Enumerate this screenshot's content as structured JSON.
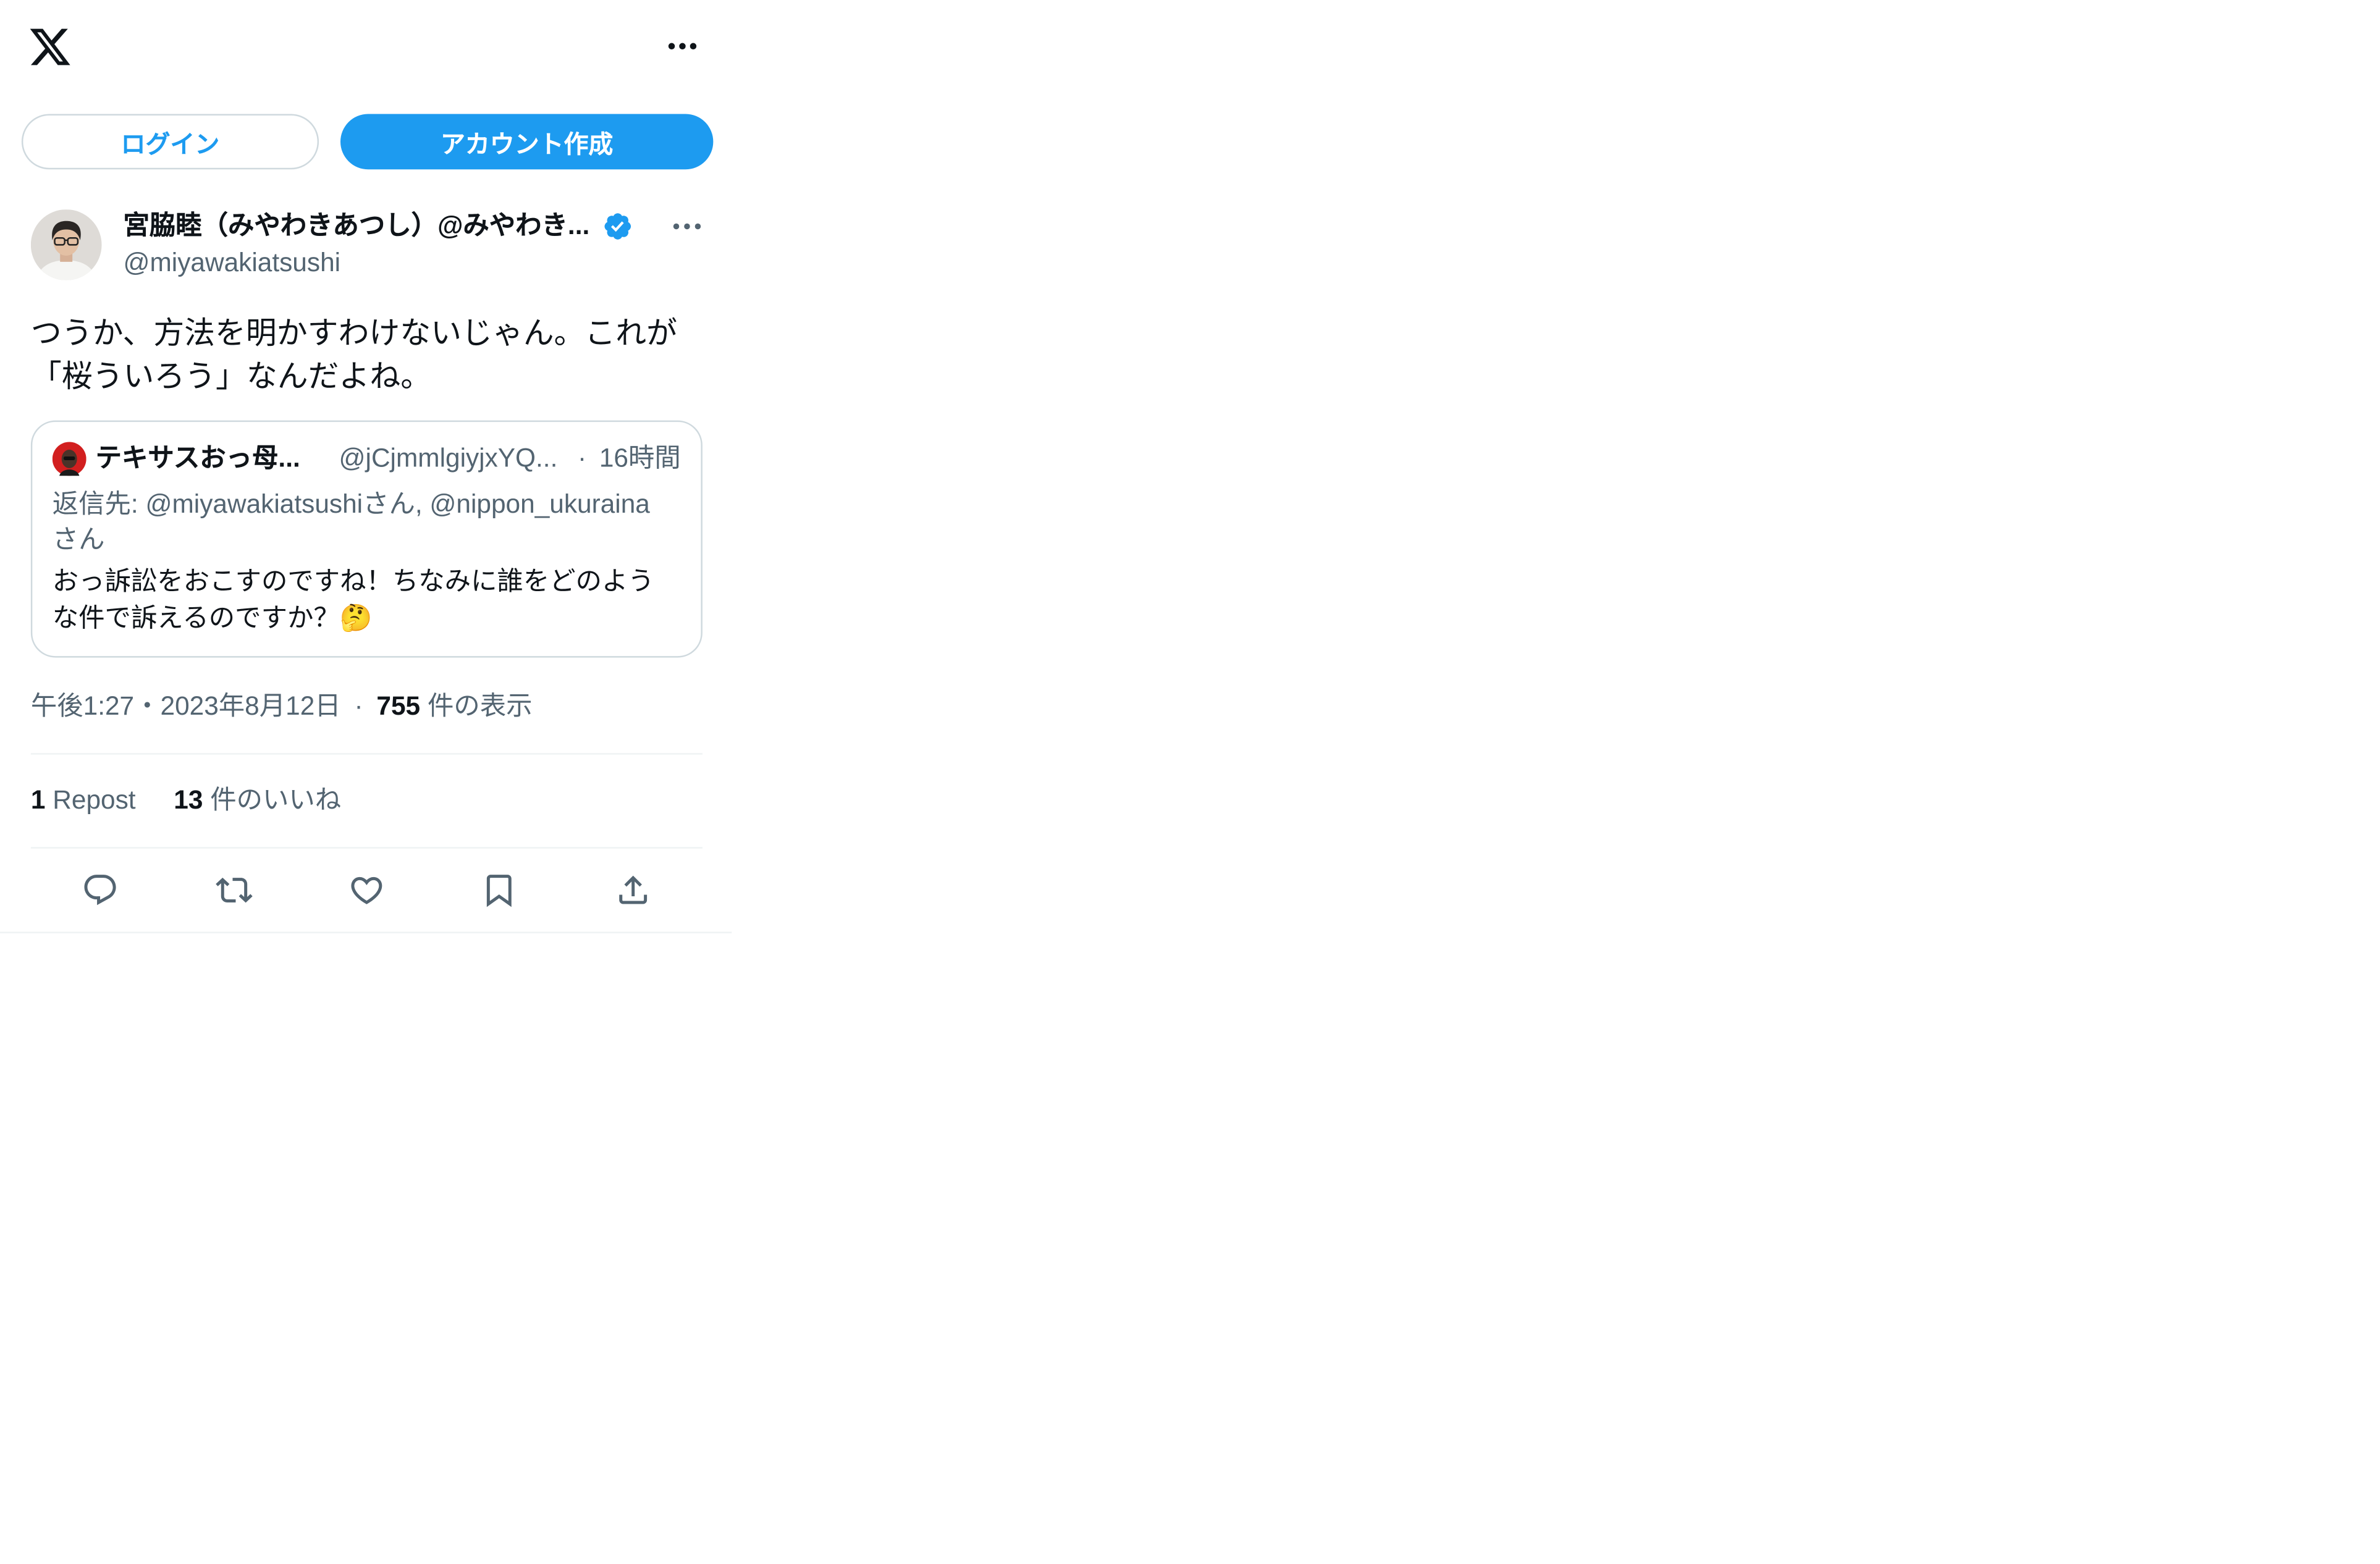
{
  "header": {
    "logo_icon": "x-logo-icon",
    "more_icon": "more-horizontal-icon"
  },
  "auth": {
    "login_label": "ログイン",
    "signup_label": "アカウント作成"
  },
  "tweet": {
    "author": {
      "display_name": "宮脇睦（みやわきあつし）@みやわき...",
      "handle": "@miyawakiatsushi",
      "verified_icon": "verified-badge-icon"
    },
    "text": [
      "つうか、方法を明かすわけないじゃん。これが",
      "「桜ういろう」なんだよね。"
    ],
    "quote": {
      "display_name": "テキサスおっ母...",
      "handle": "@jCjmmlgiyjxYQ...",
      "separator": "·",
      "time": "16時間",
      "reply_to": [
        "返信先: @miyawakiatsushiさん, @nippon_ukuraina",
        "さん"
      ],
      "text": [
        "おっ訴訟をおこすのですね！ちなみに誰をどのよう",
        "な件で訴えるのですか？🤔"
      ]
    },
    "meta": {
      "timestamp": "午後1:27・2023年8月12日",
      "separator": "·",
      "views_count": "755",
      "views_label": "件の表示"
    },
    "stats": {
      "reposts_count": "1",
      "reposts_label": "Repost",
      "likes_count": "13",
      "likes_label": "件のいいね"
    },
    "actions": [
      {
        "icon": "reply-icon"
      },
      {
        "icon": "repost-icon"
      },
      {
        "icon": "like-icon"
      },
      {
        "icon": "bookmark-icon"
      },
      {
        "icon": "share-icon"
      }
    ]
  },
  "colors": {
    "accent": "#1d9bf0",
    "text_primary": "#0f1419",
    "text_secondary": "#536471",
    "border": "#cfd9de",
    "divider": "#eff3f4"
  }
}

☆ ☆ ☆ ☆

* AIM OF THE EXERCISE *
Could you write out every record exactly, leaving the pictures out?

* TASK RESULT *
Enumerate this screenshot's content as structured JSON.
{
  "header": {
    "logo_icon": "x-logo-icon",
    "more_icon": "more-horizontal-icon"
  },
  "auth": {
    "login_label": "ログイン",
    "signup_label": "アカウント作成"
  },
  "tweet": {
    "author": {
      "display_name": "宮脇睦（みやわきあつし）@みやわき...",
      "handle": "@miyawakiatsushi",
      "verified_icon": "verified-badge-icon"
    },
    "text": [
      "つうか、方法を明かすわけないじゃん。これが",
      "「桜ういろう」なんだよね。"
    ],
    "quote": {
      "display_name": "テキサスおっ母...",
      "handle": "@jCjmmlgiyjxYQ...",
      "separator": "·",
      "time": "16時間",
      "reply_to": [
        "返信先: @miyawakiatsushiさん, @nippon_ukuraina",
        "さん"
      ],
      "text": [
        "おっ訴訟をおこすのですね！ちなみに誰をどのよう",
        "な件で訴えるのですか？🤔"
      ]
    },
    "meta": {
      "timestamp": "午後1:27・2023年8月12日",
      "separator": "·",
      "views_count": "755",
      "views_label": "件の表示"
    },
    "stats": {
      "reposts_count": "1",
      "reposts_label": "Repost",
      "likes_count": "13",
      "likes_label": "件のいいね"
    },
    "actions": [
      {
        "icon": "reply-icon"
      },
      {
        "icon": "repost-icon"
      },
      {
        "icon": "like-icon"
      },
      {
        "icon": "bookmark-icon"
      },
      {
        "icon": "share-icon"
      }
    ]
  },
  "colors": {
    "accent": "#1d9bf0",
    "text_primary": "#0f1419",
    "text_secondary": "#536471",
    "border": "#cfd9de",
    "divider": "#eff3f4"
  }
}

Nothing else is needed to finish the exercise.